Suggested Citation

  • Fauli Munkerud, Siri, 2009. "Decision-making in general practice - the effect of financial incentives on the use of laboratory analyses," HERO Online Working Paper Series 2008:13, University of Oslo, Health Economics Research Programme.
  • Handle: RePEc:hhs:oslohe:2008_013

    Download full text from publisher

    File URL:
    Download Restriction: no

    More about this item


    Financial incentives; laboratory analyses; diagnostic uncertainty; medical practice.;

    JEL classification:

    • I10 - Health, Education, and Welfare - - Health - - - General

    NEP fields

    This paper has been announced in the following NEP Reports:


    Access and download statistics


    All material on this site has been provided by the respective publishers and authors. You can help correct errors and omissions. When requesting a correction, please mention this item's handle: RePEc:hhs:oslohe:2008_013. See general information about how to correct material in RePEc.

    For technical questions regarding this item, or to correct its authors, title, abstract, bibliographic or download information, contact: (Kristi Brinkmann Lenander). General contact details of provider: .

    If you have authored this item and are not yet registered with RePEc, we encourage you to do it here. This allows to link your profile to this item. It also allows you to accept potential citations to this item that we are uncertain about.

    We have no references for this item. You can help adding them by using this form .

    If you know of missing items citing this one, you can help us creating those links by adding the relevant references in the same way as above, for each refering item. If you are a registered author of this item, you may also want to check the "citations" tab in your RePEc Author Service profile, as there may be some citations waiting for confirmation.

    Please note that corrections may take a couple of weeks to filter through the various RePEc services.

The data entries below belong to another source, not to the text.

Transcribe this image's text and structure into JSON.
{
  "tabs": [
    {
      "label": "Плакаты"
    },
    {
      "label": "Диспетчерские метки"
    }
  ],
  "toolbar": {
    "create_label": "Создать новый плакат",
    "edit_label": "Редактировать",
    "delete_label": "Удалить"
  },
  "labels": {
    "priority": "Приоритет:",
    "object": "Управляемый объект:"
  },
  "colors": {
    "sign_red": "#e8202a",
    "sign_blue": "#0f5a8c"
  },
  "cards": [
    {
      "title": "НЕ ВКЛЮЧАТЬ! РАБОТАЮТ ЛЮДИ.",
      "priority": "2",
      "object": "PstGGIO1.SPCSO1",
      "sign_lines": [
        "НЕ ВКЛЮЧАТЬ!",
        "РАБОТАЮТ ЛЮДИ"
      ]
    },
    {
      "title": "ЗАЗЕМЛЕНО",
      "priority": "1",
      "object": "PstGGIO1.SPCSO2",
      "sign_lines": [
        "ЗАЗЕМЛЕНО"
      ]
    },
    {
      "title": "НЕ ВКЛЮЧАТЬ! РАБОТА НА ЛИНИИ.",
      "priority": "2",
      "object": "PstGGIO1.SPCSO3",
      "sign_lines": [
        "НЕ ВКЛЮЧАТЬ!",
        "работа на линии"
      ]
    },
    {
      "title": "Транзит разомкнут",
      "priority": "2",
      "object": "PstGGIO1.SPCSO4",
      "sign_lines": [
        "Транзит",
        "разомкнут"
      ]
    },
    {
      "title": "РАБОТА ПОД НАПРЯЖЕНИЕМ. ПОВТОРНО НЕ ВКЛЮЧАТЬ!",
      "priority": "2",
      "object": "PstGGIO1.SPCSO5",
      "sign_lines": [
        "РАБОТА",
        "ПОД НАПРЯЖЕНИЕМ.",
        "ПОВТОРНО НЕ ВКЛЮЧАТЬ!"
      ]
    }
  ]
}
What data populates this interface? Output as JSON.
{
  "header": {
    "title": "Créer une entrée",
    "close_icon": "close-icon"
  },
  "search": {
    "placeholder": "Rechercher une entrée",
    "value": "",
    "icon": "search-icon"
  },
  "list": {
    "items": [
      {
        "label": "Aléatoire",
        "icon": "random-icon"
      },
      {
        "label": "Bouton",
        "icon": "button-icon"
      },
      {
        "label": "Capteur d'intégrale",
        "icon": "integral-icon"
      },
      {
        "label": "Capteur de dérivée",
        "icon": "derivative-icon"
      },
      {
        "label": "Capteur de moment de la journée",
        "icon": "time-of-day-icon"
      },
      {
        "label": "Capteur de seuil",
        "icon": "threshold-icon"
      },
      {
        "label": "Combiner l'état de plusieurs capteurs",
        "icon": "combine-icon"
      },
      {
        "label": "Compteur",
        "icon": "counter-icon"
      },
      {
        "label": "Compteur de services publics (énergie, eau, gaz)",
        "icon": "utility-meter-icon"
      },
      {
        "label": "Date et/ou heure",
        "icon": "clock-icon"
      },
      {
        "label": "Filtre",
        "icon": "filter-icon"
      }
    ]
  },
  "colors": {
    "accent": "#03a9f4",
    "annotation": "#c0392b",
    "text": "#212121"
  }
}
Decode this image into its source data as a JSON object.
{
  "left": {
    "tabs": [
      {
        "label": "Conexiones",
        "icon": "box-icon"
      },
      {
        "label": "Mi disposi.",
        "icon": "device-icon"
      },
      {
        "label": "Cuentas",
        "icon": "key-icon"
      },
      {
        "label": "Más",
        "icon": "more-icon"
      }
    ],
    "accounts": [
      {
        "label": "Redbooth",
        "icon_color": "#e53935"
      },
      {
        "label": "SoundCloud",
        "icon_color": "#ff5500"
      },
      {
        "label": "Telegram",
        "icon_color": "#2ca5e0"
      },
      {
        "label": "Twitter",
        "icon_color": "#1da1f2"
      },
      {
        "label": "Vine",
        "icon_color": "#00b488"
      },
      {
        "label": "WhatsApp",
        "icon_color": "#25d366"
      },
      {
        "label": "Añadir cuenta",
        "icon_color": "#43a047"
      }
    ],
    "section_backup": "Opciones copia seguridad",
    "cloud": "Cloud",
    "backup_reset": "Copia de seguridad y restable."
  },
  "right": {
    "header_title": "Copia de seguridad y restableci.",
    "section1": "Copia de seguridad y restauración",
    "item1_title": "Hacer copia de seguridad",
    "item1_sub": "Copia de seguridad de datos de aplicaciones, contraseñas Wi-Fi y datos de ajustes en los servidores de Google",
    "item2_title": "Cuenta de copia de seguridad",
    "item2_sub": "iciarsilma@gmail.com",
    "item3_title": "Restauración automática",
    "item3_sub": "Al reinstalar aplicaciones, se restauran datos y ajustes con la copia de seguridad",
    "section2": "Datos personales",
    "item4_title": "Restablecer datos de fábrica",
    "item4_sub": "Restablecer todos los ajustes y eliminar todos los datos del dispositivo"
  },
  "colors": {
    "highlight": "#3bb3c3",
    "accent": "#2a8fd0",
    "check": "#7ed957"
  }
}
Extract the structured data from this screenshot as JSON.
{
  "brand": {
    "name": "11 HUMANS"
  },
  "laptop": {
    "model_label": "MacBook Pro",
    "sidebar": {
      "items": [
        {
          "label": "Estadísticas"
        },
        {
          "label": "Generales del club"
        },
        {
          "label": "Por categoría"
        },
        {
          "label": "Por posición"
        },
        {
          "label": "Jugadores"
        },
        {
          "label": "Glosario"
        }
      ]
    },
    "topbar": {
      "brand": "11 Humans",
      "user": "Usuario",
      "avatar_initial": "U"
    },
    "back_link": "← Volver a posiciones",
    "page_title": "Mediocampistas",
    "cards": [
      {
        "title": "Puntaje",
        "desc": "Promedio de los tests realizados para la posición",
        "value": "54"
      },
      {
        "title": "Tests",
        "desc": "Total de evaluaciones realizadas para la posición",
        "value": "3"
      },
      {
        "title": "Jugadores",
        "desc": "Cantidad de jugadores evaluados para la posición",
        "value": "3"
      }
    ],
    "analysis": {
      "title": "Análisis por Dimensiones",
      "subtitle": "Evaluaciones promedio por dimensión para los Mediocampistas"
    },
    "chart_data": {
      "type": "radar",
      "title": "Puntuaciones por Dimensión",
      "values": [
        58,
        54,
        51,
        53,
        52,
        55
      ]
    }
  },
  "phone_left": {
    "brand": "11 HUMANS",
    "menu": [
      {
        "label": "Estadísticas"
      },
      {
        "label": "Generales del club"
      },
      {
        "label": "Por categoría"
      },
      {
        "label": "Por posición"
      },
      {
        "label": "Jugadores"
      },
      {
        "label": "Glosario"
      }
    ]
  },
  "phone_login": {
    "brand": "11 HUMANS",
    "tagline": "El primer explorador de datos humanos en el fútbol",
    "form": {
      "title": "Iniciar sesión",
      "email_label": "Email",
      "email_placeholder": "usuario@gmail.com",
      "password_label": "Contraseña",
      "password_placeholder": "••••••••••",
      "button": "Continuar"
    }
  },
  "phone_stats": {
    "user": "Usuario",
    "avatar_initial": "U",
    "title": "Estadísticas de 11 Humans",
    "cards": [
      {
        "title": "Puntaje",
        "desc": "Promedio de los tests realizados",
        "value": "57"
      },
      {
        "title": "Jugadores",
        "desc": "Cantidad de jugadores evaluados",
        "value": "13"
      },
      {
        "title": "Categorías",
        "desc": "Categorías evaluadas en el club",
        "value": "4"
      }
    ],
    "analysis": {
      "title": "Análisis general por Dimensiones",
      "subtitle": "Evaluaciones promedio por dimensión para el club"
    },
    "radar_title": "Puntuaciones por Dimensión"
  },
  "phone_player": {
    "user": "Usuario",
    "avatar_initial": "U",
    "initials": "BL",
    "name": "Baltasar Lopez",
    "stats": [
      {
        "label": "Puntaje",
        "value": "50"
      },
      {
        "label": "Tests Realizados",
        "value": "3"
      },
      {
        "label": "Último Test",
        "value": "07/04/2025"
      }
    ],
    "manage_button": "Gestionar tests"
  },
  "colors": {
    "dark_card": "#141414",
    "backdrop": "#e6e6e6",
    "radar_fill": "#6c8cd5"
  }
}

    IDEAS is a RePEc service hosted by the Research Division of the Federal Reserve Bank of St. Louis . RePEc uses bibliographic data supplied by the respective publishers.